“Refuse trucks are very complex vehicles with tons of moving parts that are subject to a great deal of wear and tear because of the continuous start-stop action between pickups,” he said.
It is uncertain whether delays will continue, he said, although eight new trash trucks, purchased for a total of about $1.9 million, are expected to be put in service soon.
These trucks have gone through a “rigorous inspection” by the Department of Facility Maintenance’s Automotive Equipment Services Division in Halawa and are to be released in a few days to the Refuse Division following a “driver familiarization” session, Owens said.
Asked about criticism by environmental activist Carroll Cox that the eight new trucks were sitting in the maintenance yard for months although dozens of trash trucks are inoperable, Owens said the new trucks are not “sitting idle.”
“Every city vehicle that comes in goes through the same scrutiny by (Automotive Equipment Services) before turning them over to the various city departments,” Owens said. “This is not like buying a Toyota and driving it off the lot and putting it into immediate service.”
He said AES workers go over each new vehicle “line item by line item, to make sure it meets and complies with all federal specifications.”
Regarding the number of vehicles “in the shop” awaiting repairs, Owens said the number varies day to day.
“Truck availability is currently impacted by a high volume of repairs,” he said, adding that crews are working to make repairs as quickly as possible.
Cox, who has a Sunday morning radio show (KWAI 1040 AM — carrollcox.com/index.htm) was told by the city that 60 of the city’s fleet of 155 trucks, which includes front loaders, side loaders, rear-end loaders, bulky-item trucks and manual service trucks, were inoperable as of the end of May.
That has resulted in hundreds of hours of overtime “because there are men who can’t go out and drive the trucks, because the trucks are broken,” Cox told us Tuesday. “No real explanation except they’re behind in maintenance.”
According to Owens, problems start at the beginning of the day, when not having enough operable trucks “severely sets collections operations back.”
“Various challenges encountered during daily operations and where we are in the city and what route breaks down and what time of day it is, all contributes to incomplete routes,” he said. “The uncollected carts could be hundreds to several thousand” in number.
In addition to older trucks being prone to breakdowns, purchases of replacement trucks were delayed to address bidder complaints about truck specifications, Owens said. Although those complaints have been resolved, additional new trucks won’t arrive for six to eight months.

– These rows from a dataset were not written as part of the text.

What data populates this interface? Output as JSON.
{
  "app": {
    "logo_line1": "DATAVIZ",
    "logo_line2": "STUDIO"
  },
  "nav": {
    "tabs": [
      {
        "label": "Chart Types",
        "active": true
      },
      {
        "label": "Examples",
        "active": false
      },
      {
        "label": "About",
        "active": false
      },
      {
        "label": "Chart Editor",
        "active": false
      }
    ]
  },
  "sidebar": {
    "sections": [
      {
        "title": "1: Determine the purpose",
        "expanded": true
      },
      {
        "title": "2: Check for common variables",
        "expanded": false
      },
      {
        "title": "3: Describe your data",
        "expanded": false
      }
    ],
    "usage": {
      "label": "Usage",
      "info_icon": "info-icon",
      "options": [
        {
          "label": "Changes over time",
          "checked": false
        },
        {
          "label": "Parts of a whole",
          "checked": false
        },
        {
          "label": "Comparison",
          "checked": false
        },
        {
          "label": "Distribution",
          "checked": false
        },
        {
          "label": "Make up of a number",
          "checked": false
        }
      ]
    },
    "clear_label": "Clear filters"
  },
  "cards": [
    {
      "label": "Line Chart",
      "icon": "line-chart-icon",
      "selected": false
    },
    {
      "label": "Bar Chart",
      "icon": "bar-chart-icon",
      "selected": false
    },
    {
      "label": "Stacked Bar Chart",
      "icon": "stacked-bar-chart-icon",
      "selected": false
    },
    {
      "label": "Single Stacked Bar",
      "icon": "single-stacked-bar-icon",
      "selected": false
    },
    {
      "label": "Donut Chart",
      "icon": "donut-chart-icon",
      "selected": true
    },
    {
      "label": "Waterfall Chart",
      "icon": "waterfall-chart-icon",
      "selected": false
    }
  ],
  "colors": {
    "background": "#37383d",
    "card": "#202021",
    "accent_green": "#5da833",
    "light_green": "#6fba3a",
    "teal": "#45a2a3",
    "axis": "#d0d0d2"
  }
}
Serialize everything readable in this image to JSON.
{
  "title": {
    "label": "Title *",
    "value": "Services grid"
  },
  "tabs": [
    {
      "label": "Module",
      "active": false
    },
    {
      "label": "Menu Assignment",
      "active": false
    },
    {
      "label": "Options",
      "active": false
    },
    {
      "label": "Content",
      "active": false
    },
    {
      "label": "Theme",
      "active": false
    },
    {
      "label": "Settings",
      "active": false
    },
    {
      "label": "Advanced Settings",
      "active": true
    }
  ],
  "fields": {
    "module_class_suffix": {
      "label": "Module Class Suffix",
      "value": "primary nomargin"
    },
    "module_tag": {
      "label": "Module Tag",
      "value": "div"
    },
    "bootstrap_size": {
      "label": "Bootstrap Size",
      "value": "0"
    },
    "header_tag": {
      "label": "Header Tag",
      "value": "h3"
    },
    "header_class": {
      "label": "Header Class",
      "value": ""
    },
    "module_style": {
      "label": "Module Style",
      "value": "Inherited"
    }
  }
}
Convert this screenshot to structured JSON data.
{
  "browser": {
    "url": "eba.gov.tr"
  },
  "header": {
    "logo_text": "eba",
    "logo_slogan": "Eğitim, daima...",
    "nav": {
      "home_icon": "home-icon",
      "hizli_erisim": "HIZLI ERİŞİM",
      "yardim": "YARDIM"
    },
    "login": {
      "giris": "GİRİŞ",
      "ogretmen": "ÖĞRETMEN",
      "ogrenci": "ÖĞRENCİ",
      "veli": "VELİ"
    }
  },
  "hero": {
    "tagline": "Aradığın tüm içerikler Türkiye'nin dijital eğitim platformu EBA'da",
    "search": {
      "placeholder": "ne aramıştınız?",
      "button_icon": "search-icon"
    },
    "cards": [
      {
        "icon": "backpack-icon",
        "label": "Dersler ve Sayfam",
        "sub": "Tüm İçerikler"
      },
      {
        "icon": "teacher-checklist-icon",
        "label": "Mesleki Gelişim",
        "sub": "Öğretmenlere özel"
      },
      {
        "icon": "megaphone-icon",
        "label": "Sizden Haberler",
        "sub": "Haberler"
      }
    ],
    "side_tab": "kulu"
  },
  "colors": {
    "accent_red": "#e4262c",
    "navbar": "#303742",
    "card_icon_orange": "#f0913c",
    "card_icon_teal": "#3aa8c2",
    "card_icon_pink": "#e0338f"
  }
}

To the person who found my car keys on Kailua Beach on the Fourth of July and was kind enough to drop them off at the Kailua Police Station. After talking to a lifeguard the next day, my wife drove by the police station and was so happy when told they had the keys! I would like to personally thank the person who turned in my keys. Please call me at 389-5141.
— David Swann